**The problem:** Copy out the whole listing exactly as given. Skip the pictures.

**Exercise material:**
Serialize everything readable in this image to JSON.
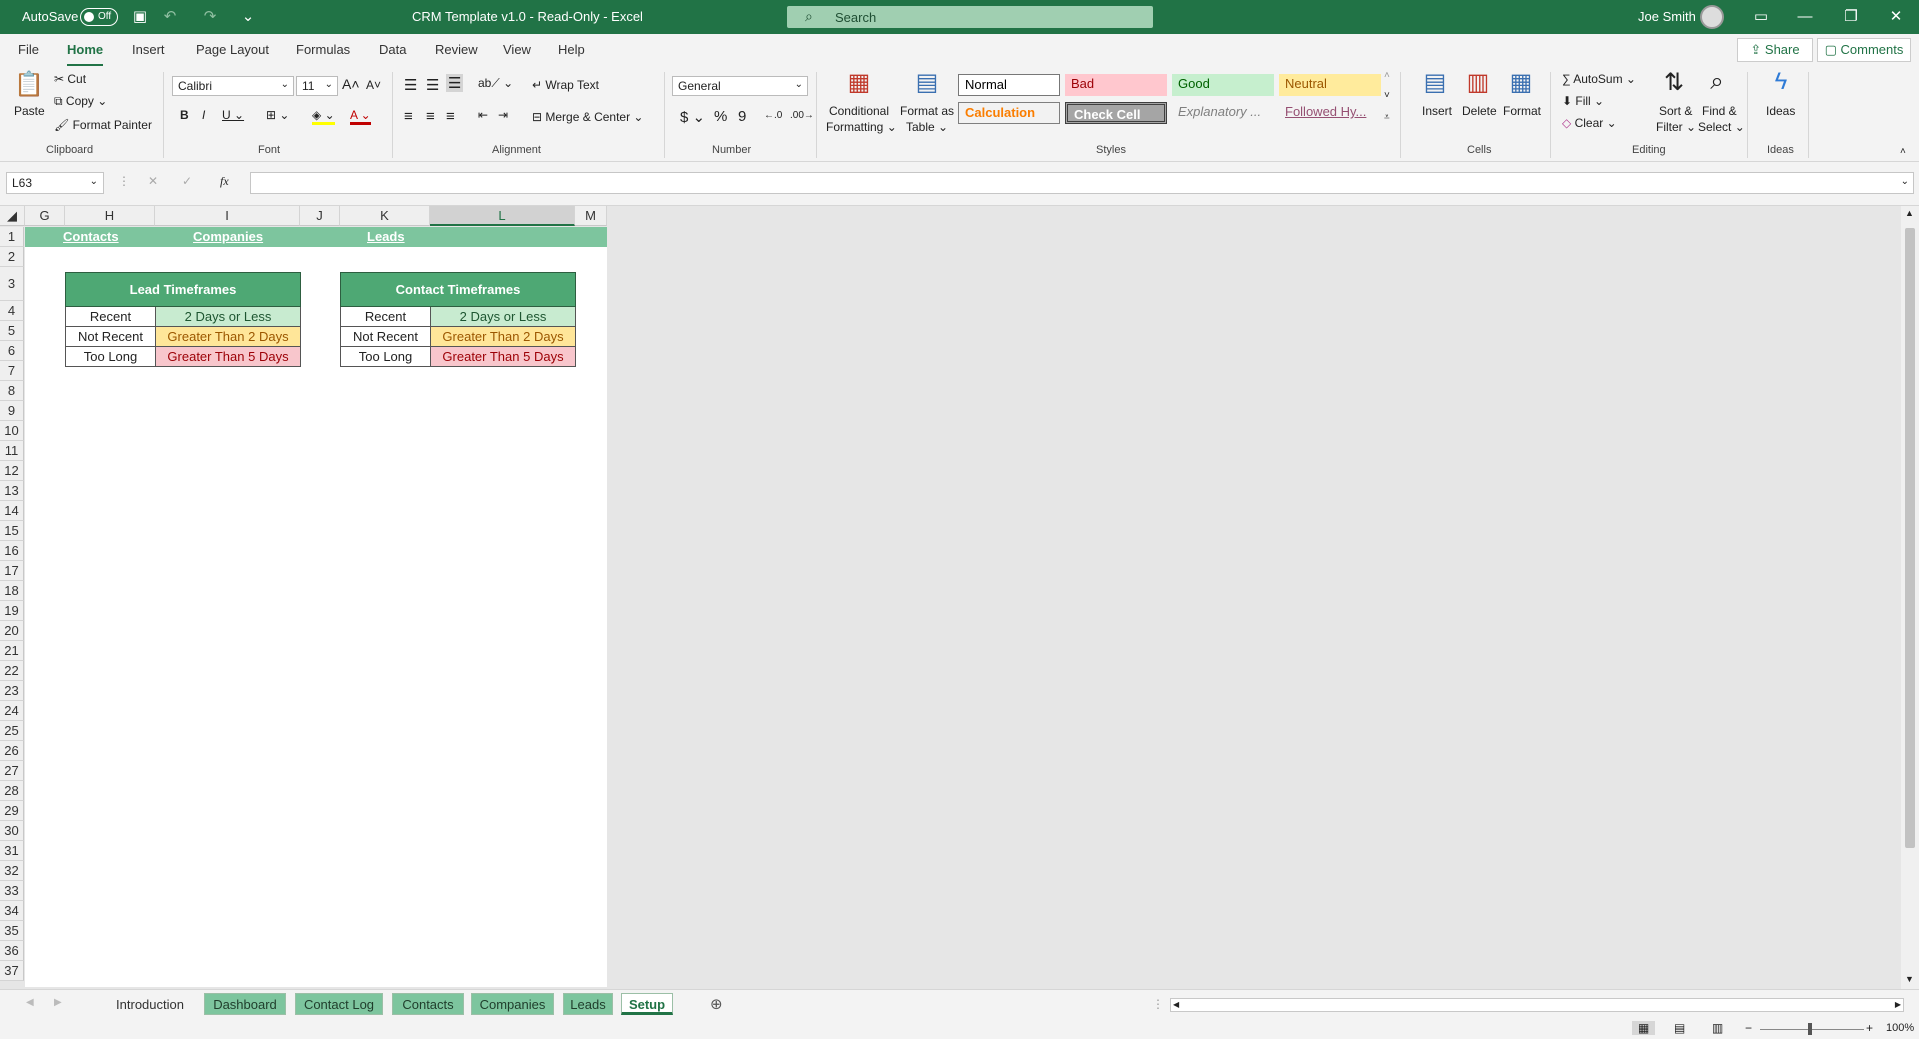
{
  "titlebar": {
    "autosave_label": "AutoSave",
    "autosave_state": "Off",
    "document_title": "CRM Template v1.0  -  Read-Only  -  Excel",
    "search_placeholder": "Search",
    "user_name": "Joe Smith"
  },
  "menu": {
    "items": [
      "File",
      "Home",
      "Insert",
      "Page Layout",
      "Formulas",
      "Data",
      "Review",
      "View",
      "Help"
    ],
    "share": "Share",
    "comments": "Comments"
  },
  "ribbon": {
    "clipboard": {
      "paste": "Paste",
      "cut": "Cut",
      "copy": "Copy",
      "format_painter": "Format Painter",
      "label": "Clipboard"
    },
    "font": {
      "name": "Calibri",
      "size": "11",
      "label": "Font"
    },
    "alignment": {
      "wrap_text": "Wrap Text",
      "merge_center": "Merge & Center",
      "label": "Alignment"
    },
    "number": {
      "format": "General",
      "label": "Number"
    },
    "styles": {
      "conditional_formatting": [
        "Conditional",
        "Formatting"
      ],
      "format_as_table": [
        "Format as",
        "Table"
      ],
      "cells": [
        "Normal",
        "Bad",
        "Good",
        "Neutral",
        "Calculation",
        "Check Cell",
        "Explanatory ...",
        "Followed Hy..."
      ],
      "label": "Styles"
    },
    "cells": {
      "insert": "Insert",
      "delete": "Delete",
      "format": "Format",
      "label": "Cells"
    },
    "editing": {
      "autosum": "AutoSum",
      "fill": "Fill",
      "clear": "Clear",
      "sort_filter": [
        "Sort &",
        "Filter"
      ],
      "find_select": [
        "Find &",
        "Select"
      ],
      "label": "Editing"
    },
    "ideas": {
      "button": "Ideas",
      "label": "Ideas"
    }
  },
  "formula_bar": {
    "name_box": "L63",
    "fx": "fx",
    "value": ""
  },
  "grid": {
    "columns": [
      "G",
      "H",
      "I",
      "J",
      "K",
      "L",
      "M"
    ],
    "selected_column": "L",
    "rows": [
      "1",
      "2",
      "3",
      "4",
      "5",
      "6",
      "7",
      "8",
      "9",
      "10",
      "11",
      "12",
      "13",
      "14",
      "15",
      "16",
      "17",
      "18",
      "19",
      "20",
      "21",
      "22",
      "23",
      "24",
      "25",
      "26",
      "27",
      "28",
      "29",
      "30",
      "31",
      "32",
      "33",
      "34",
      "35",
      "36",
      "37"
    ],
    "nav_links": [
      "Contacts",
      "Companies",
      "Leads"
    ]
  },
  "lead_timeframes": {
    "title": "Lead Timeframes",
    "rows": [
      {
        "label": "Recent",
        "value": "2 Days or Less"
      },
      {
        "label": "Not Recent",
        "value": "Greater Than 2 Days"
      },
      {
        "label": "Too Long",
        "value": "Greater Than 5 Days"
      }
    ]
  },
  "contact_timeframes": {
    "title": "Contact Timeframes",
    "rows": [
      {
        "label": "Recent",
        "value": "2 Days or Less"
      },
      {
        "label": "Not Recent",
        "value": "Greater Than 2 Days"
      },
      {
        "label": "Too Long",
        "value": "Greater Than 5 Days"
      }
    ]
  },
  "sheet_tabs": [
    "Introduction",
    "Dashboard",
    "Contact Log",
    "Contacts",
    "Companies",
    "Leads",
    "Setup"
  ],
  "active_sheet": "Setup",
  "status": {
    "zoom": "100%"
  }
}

**The completed task:**
Serialize everything readable in this image to JSON.
{
  "titlebar": {
    "autosave_label": "AutoSave",
    "autosave_state": "Off",
    "document_title": "CRM Template v1.0  -  Read-Only  -  Excel",
    "search_placeholder": "Search",
    "user_name": "Joe Smith"
  },
  "menu": {
    "items": [
      "File",
      "Home",
      "Insert",
      "Page Layout",
      "Formulas",
      "Data",
      "Review",
      "View",
      "Help"
    ],
    "share": "Share",
    "comments": "Comments"
  },
  "ribbon": {
    "clipboard": {
      "paste": "Paste",
      "cut": "Cut",
      "copy": "Copy",
      "format_painter": "Format Painter",
      "label": "Clipboard"
    },
    "font": {
      "name": "Calibri",
      "size": "11",
      "label": "Font"
    },
    "alignment": {
      "wrap_text": "Wrap Text",
      "merge_center": "Merge & Center",
      "label": "Alignment"
    },
    "number": {
      "format": "General",
      "label": "Number"
    },
    "styles": {
      "conditional_formatting": [
        "Conditional",
        "Formatting"
      ],
      "format_as_table": [
        "Format as",
        "Table"
      ],
      "cells": [
        "Normal",
        "Bad",
        "Good",
        "Neutral",
        "Calculation",
        "Check Cell",
        "Explanatory ...",
        "Followed Hy..."
      ],
      "label": "Styles"
    },
    "cells": {
      "insert": "Insert",
      "delete": "Delete",
      "format": "Format",
      "label": "Cells"
    },
    "editing": {
      "autosum": "AutoSum",
      "fill": "Fill",
      "clear": "Clear",
      "sort_filter": [
        "Sort &",
        "Filter"
      ],
      "find_select": [
        "Find &",
        "Select"
      ],
      "label": "Editing"
    },
    "ideas": {
      "button": "Ideas",
      "label": "Ideas"
    }
  },
  "formula_bar": {
    "name_box": "L63",
    "fx": "fx",
    "value": ""
  },
  "grid": {
    "columns": [
      "G",
      "H",
      "I",
      "J",
      "K",
      "L",
      "M"
    ],
    "selected_column": "L",
    "rows": [
      "1",
      "2",
      "3",
      "4",
      "5",
      "6",
      "7",
      "8",
      "9",
      "10",
      "11",
      "12",
      "13",
      "14",
      "15",
      "16",
      "17",
      "18",
      "19",
      "20",
      "21",
      "22",
      "23",
      "24",
      "25",
      "26",
      "27",
      "28",
      "29",
      "30",
      "31",
      "32",
      "33",
      "34",
      "35",
      "36",
      "37"
    ],
    "nav_links": [
      "Contacts",
      "Companies",
      "Leads"
    ]
  },
  "lead_timeframes": {
    "title": "Lead Timeframes",
    "rows": [
      {
        "label": "Recent",
        "value": "2 Days or Less"
      },
      {
        "label": "Not Recent",
        "value": "Greater Than 2 Days"
      },
      {
        "label": "Too Long",
        "value": "Greater Than 5 Days"
      }
    ]
  },
  "contact_timeframes": {
    "title": "Contact Timeframes",
    "rows": [
      {
        "label": "Recent",
        "value": "2 Days or Less"
      },
      {
        "label": "Not Recent",
        "value": "Greater Than 2 Days"
      },
      {
        "label": "Too Long",
        "value": "Greater Than 5 Days"
      }
    ]
  },
  "sheet_tabs": [
    "Introduction",
    "Dashboard",
    "Contact Log",
    "Contacts",
    "Companies",
    "Leads",
    "Setup"
  ],
  "active_sheet": "Setup",
  "status": {
    "zoom": "100%"
  }
}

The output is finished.